WHITE BEAR LAKE — Minnesota employers are not looking for workers who are “really good at filling in ovals” on standardized tests, Education Minnesota President Tom Dooher said during an Oct. 23 K-12 Luncheon Series event at Century College.
“They want people who are creative problem solvers,” Dooher added. He urged less focus on test scores and more on promoting effective teaching and growing collaborations between K-12 and higher education.
“Give teachers the time and resources they need to improve their craft,” he said. “Teachers need good coaches, they need professional development and they need to be evaluated regularly.”
A state law that mandates new teacher evaluation systems needs to be carefully implemented, Dooher said.
“Some teachers go decades without being evaluated or coached,” he said. “Teachers need regular feedback. They need to constantly improve. Done right, a new evaluation system will improve teaching across the state. Done wrong, it will do a lot of harm.”

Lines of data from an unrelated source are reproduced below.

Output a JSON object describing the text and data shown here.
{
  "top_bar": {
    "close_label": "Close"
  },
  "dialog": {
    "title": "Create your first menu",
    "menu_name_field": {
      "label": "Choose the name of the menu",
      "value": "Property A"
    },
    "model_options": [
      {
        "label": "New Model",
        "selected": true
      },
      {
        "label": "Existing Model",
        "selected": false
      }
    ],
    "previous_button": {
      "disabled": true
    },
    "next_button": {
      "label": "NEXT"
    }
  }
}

Asked about the future of teaching, Dooher said,: “I am an optimist. I am hoping we can get to the point where we are well respected again, and paid a liveable wage.”
He noted that Finland managed to turn its economy around by investing in education and making teaching one of the most respected occupations in the country. Their motto is “Trust through professionalism,” and the country has no state standardized testing program, Dooher said.